Going forward, I believe we will benefit more from systems thinking and systems-based work that is designed and delivered in ways that are just, pluralistic, inclusive, and ambitious. This will mean ensuring that those most negatively impacted by various systems are empowered and enabled to design and pursue alternative ideals. But what role can philanthropy play in this kind of systems transformation? I think that there won’t be one best way of doing things. Instead, we will need to embrace a tapestry of approaches that weave together in ways that enable the philanthropic movement to exist in community and conversation with itself and those it seeks to support.

To support this reimagination of systems, I hope that philanthropic spaces will become intergenerational, diverse and inclusive. Our own publicly-available Diversity, Equity and Inclusion (DEI) Policy sets our intentions in relation to its application in all that we do – from recruiting, retaining and progressing staff, to exploring the origins of our wealth, to our grantmaking and investing and more, as well as defining what DEI means to us. The policy recognises that the failure to prioritise and improve DEI practices within institutional philanthropy and the wider charity and philanthropic sector has led to the inequitable distribution of funding. At the John Ellerman Foundation we hope that alongside others we can challenge ourselves to imagine and create new models and ideals through which to deliver our work. As well as borrowing and learning from other sectors and other parts of wider civil society, I hope that the philanthropic movement will be something that can be looked to for ideas and insights as well as responding to our biggest societal, cultural, and environmental challenges.

There may come a time when philanthropy will not be needed. Or perhaps it’s more accurate to say that philanthropy in its current form will not be needed. I look forward to working with others to think about the kind of philanthropy we need for the coming years and decades. I believe that it will be a kind of philanthropy that, with ambition and humility, finally takes on systems in a way that is no longer at the surface level.

The content of this thought piece represents the author’s own views and does not necessarily represent the views of the Luc Hoffmann Institute, the The Future of Philanthropy for Biodiversity initiative, nor of any of their collaborating institutions.

Learn more about this initiative: The future of philanthropy for biodiversity

Further reading:

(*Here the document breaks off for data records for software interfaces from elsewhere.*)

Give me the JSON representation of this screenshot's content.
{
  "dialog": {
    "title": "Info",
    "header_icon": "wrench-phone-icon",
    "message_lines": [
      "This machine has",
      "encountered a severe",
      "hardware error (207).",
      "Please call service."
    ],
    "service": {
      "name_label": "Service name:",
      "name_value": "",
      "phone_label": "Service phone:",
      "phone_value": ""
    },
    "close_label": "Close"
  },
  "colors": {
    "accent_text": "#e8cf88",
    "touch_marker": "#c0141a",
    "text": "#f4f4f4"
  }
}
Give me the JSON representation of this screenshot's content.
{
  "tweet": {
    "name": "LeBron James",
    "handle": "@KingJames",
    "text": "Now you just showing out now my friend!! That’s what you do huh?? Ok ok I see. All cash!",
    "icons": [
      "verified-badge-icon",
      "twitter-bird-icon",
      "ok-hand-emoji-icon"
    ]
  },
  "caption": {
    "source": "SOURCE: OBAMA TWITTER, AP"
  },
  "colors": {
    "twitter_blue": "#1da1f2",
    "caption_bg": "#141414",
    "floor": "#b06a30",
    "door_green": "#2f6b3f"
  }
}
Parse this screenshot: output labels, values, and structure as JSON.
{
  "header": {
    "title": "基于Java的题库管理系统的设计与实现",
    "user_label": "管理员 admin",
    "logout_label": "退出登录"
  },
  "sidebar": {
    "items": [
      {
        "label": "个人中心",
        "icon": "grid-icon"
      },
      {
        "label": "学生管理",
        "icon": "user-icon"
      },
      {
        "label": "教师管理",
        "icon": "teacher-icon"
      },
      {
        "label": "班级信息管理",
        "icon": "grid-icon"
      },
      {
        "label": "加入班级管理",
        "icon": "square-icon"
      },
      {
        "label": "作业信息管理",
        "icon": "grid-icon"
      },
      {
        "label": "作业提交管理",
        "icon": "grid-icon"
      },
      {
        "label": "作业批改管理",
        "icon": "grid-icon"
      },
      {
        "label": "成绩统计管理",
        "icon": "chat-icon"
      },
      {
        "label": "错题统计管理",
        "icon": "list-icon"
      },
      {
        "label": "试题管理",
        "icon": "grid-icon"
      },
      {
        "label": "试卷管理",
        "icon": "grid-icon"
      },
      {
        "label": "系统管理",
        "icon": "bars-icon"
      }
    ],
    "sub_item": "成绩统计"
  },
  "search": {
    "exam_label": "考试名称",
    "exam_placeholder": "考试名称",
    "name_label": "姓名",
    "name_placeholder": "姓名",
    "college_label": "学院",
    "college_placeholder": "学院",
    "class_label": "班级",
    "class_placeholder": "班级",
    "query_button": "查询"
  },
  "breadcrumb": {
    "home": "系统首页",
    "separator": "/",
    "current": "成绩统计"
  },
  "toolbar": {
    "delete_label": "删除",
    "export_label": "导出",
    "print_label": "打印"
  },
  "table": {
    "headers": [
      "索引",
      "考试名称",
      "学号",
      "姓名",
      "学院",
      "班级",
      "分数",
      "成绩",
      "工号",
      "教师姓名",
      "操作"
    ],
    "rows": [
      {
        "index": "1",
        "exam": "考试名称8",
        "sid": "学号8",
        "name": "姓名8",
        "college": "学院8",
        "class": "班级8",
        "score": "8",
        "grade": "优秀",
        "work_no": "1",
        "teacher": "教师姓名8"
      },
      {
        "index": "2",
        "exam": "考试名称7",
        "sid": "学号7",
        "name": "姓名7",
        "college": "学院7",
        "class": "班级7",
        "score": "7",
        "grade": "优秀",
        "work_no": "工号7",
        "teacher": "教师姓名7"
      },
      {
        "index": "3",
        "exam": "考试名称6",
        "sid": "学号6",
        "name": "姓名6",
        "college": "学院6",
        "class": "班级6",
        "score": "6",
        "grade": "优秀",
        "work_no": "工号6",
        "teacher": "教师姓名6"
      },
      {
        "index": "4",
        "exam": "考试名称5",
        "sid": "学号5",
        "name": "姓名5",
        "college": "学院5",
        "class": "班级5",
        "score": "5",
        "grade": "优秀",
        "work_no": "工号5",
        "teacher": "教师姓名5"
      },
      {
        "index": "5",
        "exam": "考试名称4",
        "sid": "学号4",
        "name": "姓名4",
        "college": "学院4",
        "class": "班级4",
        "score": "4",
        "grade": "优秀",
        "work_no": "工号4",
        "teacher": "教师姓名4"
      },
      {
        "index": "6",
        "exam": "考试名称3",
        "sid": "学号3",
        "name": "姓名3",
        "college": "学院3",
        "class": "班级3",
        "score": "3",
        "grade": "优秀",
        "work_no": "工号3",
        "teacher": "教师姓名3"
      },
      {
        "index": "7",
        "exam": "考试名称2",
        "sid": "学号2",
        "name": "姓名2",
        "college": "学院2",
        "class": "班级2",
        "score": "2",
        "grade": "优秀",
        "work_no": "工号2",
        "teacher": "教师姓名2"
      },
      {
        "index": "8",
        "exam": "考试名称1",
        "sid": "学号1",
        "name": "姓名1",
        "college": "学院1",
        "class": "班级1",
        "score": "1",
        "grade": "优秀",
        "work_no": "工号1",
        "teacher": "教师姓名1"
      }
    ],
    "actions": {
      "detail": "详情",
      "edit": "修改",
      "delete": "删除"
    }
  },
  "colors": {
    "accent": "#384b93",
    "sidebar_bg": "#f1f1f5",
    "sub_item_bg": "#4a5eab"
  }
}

The craft of systems change
A guide on the Luc Hoffmann Institute’s approach to catalysing change.

“Philanthropy needs to become more humble”
A thought piece by Kathy Reich, director of BUILD at the Ford Foundation, on the mindset shift that gets us there.